▶ WHAT IS BEING ASKED
Every entry here should be copied exactly.
================
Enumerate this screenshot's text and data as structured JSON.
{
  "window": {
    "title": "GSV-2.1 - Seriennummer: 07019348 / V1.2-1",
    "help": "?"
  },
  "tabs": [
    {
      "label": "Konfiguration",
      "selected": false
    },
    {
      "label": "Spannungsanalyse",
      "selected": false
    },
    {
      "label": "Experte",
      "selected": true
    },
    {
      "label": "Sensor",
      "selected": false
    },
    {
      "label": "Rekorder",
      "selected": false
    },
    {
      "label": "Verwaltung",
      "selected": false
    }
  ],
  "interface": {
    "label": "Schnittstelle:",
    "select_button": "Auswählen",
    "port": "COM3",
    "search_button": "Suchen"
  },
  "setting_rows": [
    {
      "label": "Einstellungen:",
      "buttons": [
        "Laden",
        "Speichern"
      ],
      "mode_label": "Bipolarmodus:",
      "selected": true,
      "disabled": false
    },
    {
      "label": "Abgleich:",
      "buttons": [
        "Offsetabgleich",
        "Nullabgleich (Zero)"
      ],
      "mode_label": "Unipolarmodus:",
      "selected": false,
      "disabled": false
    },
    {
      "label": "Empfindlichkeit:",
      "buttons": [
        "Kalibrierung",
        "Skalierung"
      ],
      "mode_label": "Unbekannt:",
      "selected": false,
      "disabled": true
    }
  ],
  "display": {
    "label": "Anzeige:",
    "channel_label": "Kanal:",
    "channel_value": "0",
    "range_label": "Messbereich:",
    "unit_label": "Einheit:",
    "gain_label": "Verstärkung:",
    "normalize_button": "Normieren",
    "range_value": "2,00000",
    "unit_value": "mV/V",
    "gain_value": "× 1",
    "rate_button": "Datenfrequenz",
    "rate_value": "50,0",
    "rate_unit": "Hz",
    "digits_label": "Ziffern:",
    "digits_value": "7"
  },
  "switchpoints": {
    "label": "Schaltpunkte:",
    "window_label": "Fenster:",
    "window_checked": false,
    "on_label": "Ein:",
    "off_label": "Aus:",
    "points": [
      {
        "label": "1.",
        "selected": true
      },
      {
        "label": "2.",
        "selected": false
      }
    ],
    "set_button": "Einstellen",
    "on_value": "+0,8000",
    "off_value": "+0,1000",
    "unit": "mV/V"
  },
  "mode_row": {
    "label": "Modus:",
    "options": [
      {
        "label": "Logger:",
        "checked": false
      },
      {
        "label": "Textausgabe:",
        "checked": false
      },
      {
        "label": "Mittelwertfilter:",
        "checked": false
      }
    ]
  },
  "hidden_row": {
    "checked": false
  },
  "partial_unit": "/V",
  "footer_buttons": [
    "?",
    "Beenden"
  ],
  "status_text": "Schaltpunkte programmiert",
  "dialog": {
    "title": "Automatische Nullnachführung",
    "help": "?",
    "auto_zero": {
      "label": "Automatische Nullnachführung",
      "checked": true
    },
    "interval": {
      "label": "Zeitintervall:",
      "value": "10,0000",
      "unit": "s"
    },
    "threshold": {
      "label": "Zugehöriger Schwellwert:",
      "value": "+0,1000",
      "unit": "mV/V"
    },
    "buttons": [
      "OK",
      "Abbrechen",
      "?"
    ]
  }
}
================
▶ TASK SOLUTION
Enumerate this screenshot's text and data as structured JSON.
{
  "window": {
    "title": "GSV-2.1 - Seriennummer: 07019348 / V1.2-1",
    "help": "?"
  },
  "tabs": [
    {
      "label": "Konfiguration",
      "selected": false
    },
    {
      "label": "Spannungsanalyse",
      "selected": false
    },
    {
      "label": "Experte",
      "selected": true
    },
    {
      "label": "Sensor",
      "selected": false
    },
    {
      "label": "Rekorder",
      "selected": false
    },
    {
      "label": "Verwaltung",
      "selected": false
    }
  ],
  "interface": {
    "label": "Schnittstelle:",
    "select_button": "Auswählen",
    "port": "COM3",
    "search_button": "Suchen"
  },
  "setting_rows": [
    {
      "label": "Einstellungen:",
      "buttons": [
        "Laden",
        "Speichern"
      ],
      "mode_label": "Bipolarmodus:",
      "selected": true,
      "disabled": false
    },
    {
      "label": "Abgleich:",
      "buttons": [
        "Offsetabgleich",
        "Nullabgleich (Zero)"
      ],
      "mode_label": "Unipolarmodus:",
      "selected": false,
      "disabled": false
    },
    {
      "label": "Empfindlichkeit:",
      "buttons": [
        "Kalibrierung",
        "Skalierung"
      ],
      "mode_label": "Unbekannt:",
      "selected": false,
      "disabled": true
    }
  ],
  "display": {
    "label": "Anzeige:",
    "channel_label": "Kanal:",
    "channel_value": "0",
    "range_label": "Messbereich:",
    "unit_label": "Einheit:",
    "gain_label": "Verstärkung:",
    "normalize_button": "Normieren",
    "range_value": "2,00000",
    "unit_value": "mV/V",
    "gain_value": "× 1",
    "rate_button": "Datenfrequenz",
    "rate_value": "50,0",
    "rate_unit": "Hz",
    "digits_label": "Ziffern:",
    "digits_value": "7"
  },
  "switchpoints": {
    "label": "Schaltpunkte:",
    "window_label": "Fenster:",
    "window_checked": false,
    "on_label": "Ein:",
    "off_label": "Aus:",
    "points": [
      {
        "label": "1.",
        "selected": true
      },
      {
        "label": "2.",
        "selected": false
      }
    ],
    "set_button": "Einstellen",
    "on_value": "+0,8000",
    "off_value": "+0,1000",
    "unit": "mV/V"
  },
  "mode_row": {
    "label": "Modus:",
    "options": [
      {
        "label": "Logger:",
        "checked": false
      },
      {
        "label": "Textausgabe:",
        "checked": false
      },
      {
        "label": "Mittelwertfilter:",
        "checked": false
      }
    ]
  },
  "hidden_row": {
    "checked": false
  },
  "partial_unit": "/V",
  "footer_buttons": [
    "?",
    "Beenden"
  ],
  "status_text": "Schaltpunkte programmiert",
  "dialog": {
    "title": "Automatische Nullnachführung",
    "help": "?",
    "auto_zero": {
      "label": "Automatische Nullnachführung",
      "checked": true
    },
    "interval": {
      "label": "Zeitintervall:",
      "value": "10,0000",
      "unit": "s"
    },
    "threshold": {
      "label": "Zugehöriger Schwellwert:",
      "value": "+0,1000",
      "unit": "mV/V"
    },
    "buttons": [
      "OK",
      "Abbrechen",
      "?"
    ]
  }
}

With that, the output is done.